The following story was posted in the Cleveland Sun Post Herald. At Summit Learning we are inspired when we hear stories about how schools are finding success with remote learning. In addition to technology access, Summit Learning schools also find that life skills and strong student-teacher relationships are the key to continued learning and student engagement during school closures.
By John Benson, special to cleveland.com
FAIRVIEW PARK, Ohio — For more than a month, 1,800 Fairview Park City School District students have been learning remotely during the stay-at-home spring.

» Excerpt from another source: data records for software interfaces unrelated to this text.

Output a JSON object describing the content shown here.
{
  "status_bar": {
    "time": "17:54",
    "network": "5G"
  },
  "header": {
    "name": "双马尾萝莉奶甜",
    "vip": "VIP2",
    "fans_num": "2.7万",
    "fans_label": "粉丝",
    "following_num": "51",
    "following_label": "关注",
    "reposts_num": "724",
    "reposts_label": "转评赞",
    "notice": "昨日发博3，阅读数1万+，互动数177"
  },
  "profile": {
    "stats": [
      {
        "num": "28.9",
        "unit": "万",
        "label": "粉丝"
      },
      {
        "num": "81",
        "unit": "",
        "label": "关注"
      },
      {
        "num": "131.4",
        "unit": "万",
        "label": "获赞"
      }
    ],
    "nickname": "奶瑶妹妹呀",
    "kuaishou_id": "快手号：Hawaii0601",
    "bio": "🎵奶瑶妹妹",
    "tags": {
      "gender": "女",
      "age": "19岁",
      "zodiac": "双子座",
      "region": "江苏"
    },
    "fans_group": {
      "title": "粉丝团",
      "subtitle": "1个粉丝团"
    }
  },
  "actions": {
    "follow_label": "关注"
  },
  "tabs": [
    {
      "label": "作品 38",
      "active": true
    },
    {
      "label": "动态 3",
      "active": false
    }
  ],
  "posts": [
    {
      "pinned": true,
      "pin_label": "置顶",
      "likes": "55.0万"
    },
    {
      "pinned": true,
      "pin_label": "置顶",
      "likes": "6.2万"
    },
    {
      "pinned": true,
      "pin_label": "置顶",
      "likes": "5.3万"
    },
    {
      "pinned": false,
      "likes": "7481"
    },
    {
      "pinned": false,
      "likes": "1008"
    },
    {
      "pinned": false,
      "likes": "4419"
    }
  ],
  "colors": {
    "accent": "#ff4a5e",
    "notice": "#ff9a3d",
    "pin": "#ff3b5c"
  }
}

That will obviously continue for the rest of the school year per Gov. Mike DeWine’s recent announcement that buildings will remain closed.
Superintendent Bill Wagner said feedback from staff, students and parents has been largely positive about the unprecedented shift to online curriculum.
“Our teachers are working hard to try to make the job easy as we can on our parents, who are juggling many challenges,” Wagner said. “Overall, we were exceptionally well prepared for this with the level of technology we had.”
Fairview Park City Schools is a 1:1 technology district, with all students in grades K-5 having school-issued iPads, while grades 6-12 have MacBooks.
Wagner said one hurdle the district had to overcome at the beginning of remote learning involved those families who self-identified as not having internet capacity at home.
“We were able to work with local vendors to make that happen for them,” Wagner said. “To our knowledge, all of our families, all of our homes have internet access and all have devices.
“Whenever a device breaks down, I’ve got a stash in my office. They contact the district, and I’m out the next day knocking on the front door with a replacement device. We’ve got a system that’s working really well. We’re very blessed and fortunate in that regard.”
The superintendent said in many ways, the district’s distance learning success can be tied to the Fairview Advantage, which includes collaboration, creation, innovation, investigation and problem-solving.
Wagner said it applies not only to offering technology, but also the district’s focus on mastery learning, mastery grading and skill development focus in addition to content knowledge.
“All of these things combined we consider to be that Fairview Advantage,” Wagner said. “At this stage of the game, all of those things really are helping us make this transition, making learning easier in a remote-learning setting.
“We have, of course, the learning management systems — Seesaw for K-5 and then Summit Learning for grades 6-12 — on top of Google Classroom. Those completely prepared us for this.”
Unlike other districts, which began remote learning by refreshing students on previously taught curriculum, Fairview Park City Schools from the start was teaching new content and concepts.
“Moving into our fourth quarter, we’re really doubling down on identifying what those key standards are and what those key skills are,” Wagner said. “We’re emphasizing those things and circling back and spiraling our curriculum to make sure our students have the skills and content knowledge necessary as much as possible under these circumstances to be ready for the beginning of next year.”
Because these are uncharted experiences, Wagner said teachers from each grade level will be in communication regarding any gap of curriculum coverage completed by the end of the term, with the idea that next school year instruction can pick up accordingly.
“Overall, the community of Fairview Park has been absolutely amazing,” Wagner said. “So much thanks to everyone for communicating, cooperating and really showing that Fairview spirit.”